I am extremely scared of getting criticism, I even tend to avoid social situations to avoid potential rejection of people (some people would even describe me as sensitive), I always think I’m right and people are just not seeing how I am right, I love how I look, I just tend to think people are blind to my good looks, I tend to spread my opinion when nobody really cares to hear it, I will complain about my horrible day but not care about someone else’s day, I get really defensive at the slightest criticism and feel physical pain in my chest when I get criticized, if I do something I know could get me in trouble with my parents, I think of an excuse to say in case I get confronted by them to get myself out of trouble, I do lie to get my way, I often say “If I were never successful in my life, I would be very depressed.” People tell me not to focus on getting a job for the money or success, but I am so obsessed with money, fame, and success. If I make myself
all pretty to go out and nobody notices it, I get mad, but I won’t express it. All of these things that I am telling you, I’ll think them, but I will never express it.

Also, I tend to say things that sound fine to me when it comes out of my mouth, but to other people it sounds rude, nasty, or spiteful.

But I’m confused because if I like someone’s hair, I’ll tell them that I like their hair and I feel like a narcissist wouldn’t do that but yet again, I don’t know that much about narcissists. I’m nice on the outside to people at school but then my parents will get all of my bad behavior.

I’ve thought I could have got it from my Grandma, who is narcissistic, who I have lived with for so long with my Grandpa, Mother, and Father.

Am I a Narcissist?

Answered by on -


It is a brave thing to open yourself up to feedback here and I think everything you are talking about has more to do with you being fifteen years old than a personality disorder. As a teenager, you will be more egocentric than what will typically be true for you later in life. It is a very well-established fact that adolescent egocentrism is part of the developmental process and it is a necessary stage in development. According to adolescent psychologists, it may actually have a lot to do with future healthy psychological growth.

It is natural to think about the things you are thinking of- for the most part. The parts of your character that you’ll want to be more mindful of try to change are those parts that lie to get what you want and thinking you are always right. These are common character flaws that will not serve you well as you mature. Struggle to be more honest with yourself and others—and listen more to what others have to say. This will help keep you more balanced as you mature.

Wishing you patience and peace,
Dr. Dan
Proof Positive Blog @ PsychCentral

Am I a Narcissist?

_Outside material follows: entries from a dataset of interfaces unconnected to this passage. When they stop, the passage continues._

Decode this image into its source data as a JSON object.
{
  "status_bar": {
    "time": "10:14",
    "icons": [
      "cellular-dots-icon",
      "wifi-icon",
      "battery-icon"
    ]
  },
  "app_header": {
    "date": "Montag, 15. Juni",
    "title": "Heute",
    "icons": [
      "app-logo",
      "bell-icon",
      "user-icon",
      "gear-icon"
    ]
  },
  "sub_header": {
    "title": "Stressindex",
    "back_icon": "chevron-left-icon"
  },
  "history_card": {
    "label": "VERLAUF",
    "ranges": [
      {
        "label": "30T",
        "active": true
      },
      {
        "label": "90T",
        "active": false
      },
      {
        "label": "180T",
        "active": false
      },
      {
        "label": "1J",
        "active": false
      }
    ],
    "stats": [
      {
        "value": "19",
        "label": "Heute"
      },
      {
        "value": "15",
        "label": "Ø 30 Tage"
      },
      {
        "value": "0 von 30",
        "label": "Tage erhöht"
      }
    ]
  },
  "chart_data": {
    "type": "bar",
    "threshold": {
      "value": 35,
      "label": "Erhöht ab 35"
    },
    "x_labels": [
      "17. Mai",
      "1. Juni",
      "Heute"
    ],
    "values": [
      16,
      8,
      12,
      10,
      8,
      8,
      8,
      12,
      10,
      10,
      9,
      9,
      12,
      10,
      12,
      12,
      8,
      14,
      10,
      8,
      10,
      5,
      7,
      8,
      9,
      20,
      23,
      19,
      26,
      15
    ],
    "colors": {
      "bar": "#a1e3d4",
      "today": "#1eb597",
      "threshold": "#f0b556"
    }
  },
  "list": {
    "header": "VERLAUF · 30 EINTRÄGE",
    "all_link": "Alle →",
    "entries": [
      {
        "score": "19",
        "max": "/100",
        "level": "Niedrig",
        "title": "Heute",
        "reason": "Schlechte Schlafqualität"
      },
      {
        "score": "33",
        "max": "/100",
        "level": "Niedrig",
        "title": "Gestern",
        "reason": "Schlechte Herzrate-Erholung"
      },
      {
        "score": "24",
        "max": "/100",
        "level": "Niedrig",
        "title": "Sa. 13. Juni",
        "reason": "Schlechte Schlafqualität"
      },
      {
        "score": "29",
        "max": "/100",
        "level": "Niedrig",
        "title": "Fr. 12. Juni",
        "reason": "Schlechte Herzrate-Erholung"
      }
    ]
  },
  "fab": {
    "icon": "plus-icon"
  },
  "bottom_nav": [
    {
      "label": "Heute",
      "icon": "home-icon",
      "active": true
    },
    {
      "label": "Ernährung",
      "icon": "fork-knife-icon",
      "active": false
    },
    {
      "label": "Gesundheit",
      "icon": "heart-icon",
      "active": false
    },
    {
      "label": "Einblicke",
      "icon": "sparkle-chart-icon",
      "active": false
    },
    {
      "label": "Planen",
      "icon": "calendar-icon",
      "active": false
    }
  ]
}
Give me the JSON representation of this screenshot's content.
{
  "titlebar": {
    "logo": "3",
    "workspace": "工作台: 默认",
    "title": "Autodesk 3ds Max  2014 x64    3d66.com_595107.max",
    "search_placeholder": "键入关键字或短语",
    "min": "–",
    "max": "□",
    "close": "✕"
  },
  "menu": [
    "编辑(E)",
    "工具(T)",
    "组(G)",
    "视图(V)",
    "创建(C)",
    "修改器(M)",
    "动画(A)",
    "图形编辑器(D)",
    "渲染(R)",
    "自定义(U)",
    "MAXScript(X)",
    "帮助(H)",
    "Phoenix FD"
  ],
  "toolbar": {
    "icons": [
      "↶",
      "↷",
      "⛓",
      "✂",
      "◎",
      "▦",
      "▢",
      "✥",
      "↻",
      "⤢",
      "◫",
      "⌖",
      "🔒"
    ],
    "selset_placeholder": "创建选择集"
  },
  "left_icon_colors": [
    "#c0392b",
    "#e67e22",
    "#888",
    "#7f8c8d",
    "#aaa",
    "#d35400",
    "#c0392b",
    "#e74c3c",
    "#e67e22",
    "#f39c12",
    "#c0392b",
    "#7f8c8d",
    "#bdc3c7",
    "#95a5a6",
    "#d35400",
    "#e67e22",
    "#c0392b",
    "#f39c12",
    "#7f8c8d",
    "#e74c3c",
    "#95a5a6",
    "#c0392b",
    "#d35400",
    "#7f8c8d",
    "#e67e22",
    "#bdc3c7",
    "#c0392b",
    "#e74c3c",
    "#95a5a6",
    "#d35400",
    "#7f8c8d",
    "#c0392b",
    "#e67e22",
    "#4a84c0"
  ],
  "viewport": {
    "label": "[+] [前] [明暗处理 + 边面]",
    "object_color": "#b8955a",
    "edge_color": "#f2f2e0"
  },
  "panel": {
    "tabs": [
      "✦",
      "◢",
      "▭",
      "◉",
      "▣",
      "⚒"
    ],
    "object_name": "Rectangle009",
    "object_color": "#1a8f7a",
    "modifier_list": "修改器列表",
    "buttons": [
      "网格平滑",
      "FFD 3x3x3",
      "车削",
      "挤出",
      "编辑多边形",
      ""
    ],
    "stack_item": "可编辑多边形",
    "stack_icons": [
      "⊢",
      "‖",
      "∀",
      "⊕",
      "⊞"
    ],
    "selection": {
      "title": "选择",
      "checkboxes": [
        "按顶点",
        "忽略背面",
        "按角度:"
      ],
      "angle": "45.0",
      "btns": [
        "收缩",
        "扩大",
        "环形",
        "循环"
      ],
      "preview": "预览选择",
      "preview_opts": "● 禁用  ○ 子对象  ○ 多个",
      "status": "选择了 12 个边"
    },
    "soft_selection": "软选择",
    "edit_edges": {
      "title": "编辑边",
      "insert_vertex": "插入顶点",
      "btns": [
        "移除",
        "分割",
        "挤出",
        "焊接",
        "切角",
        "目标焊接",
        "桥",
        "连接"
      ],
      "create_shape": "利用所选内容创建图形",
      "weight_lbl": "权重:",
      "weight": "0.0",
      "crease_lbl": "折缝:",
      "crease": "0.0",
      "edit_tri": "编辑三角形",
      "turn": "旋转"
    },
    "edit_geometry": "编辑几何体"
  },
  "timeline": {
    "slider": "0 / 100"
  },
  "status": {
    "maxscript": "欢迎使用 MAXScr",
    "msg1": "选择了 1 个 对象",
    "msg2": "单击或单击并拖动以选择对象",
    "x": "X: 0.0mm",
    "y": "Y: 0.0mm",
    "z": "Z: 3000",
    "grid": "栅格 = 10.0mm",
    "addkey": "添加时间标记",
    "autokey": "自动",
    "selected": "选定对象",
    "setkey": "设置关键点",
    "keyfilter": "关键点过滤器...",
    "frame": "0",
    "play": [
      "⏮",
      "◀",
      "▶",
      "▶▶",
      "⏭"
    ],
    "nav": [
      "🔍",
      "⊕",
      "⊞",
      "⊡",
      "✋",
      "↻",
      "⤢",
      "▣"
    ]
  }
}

Therapists live, online right now, from BetterHelp:

Daniel J. Tomasulo, PhD, TEP, MFA, MAPP

Dan Tomasulo Ph.D., TEP, MFA, MAPP teaches Positive Psychology in the graduate program of Counseling and Clinical Psychology at Columbia University, Teachers College and works with Martin Seligman, the Father of Positive Psychology in the Masters of Applied Positive Psychology (MAPP) program at the University of Pennsylvania. He is Director of the New York Certification in Positive Psychology for the Open Center in New York City and on faculty at New Jersey City University. Sharecare has honored him as one of the top 10 online influencers on the topic of depression. For more information go to: He also writes for Psych Central's Ask the Therapist column and the Proof Positive blog.

APA Reference
Tomasulo, D. (2018). Am I a Narcissist?. Psych Central. Retrieved on December 1, 2020, from
Scientifically Reviewed
Last updated: 20 Dec 2018 (Originally: 22 Dec 2018)
Last reviewed: By a member of our scientific advisory board on 20 Dec 2018
Published on Psych All rights reserved.